Our last day of the 80 mile 8 day circular walk around the Lake District over all of the English 3000 foot mountains and as many others as I could reasonably fit into our route. Today was Coniston to Boot in Eskdale.
Once again we were on the hills by 9am heading up a steep track to the Walna Scar Road and across to the main route up the Old Man of Coniston. We had low cloud and Scotch Mist so no views and cold damp conditions. I took a shot on my phone of the old mine workings for a bit of light relief.
It took 2 hours but there were no views at the top as we walked along the summit ridge then dropped down to the saddle between the Coniston ridge and Dow Crag. We were a long way down before we saw anything at all.
We came down to the valley and stopped for a bite to eat. I photographed the misty view with cotton grass in the foreground as we moved off.
On to Seathwaite Tarn and down to the Dunnerdale valley. From here it was a punishing climb steeply upwards to the rocky summit of Harter Fell. It was 2.30 pm and we stayed on top for about an hour taking photos as the clouds lifted and thinned and the sun came out.
I took some photos on Ilford FP4 to the coast and then to Scafell as conditions improved using a red filter on the lens to emphasise the sky. I ended up with a shot that I will make into a panoramic with Scafell on the left and Crinkle Crags on the right. I also took it on my phone and edited it with Snapseed. It’s often difficult to make skies as dark or contrasty as they will be when I print them, and I don’t overprint them! I discovered that once converted to Black and White in Snapseed the Drama filter gave an effect similar to that produced by a red filter with traditional film.

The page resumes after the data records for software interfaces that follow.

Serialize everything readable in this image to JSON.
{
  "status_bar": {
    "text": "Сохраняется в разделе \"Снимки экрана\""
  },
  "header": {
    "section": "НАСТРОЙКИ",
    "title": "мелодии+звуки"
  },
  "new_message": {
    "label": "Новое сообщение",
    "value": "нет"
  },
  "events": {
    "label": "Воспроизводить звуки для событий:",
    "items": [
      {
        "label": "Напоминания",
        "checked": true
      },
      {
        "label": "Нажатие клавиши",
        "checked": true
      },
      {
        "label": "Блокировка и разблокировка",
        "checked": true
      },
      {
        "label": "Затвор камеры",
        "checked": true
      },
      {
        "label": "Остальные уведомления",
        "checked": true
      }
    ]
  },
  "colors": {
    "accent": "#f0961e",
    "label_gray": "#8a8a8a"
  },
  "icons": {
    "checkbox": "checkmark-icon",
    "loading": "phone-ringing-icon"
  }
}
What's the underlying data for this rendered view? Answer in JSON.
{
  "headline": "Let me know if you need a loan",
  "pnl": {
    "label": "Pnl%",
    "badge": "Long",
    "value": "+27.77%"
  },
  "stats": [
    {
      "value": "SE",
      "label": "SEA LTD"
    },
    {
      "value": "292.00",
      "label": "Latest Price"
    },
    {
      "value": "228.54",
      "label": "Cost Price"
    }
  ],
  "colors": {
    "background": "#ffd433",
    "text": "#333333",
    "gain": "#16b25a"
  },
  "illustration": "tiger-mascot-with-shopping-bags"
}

From Harter Fell it was a steady walk down to the Woolpack Inn in Eskdale, the end of our trip! We celebrated in the sunshine with a couple of pints, Eastgate Ale then Oyster Stout.
Overall, it was a great trip, good walking, good beers, good food. I like multi-day walks, they allow you to see lots of different views every day with no need to retrace steps to reach new ground. Al’s a good friend that I’ve known over 40 years and is always good company and most importantly he laughs at my jokes.
The weather could have been better on the big mountains but I still have some good new shots from 6 of the 8 days. I took 13 rolls of 120 film with 10 7×6 cm shots on each film, 12 rolls of Ilford FP4 and 1 roll of Ilford SFX infrared film.
Later we watched the opening match of the World Cup on the big screen in the bar, so there was a good reason for the delay in doing this post!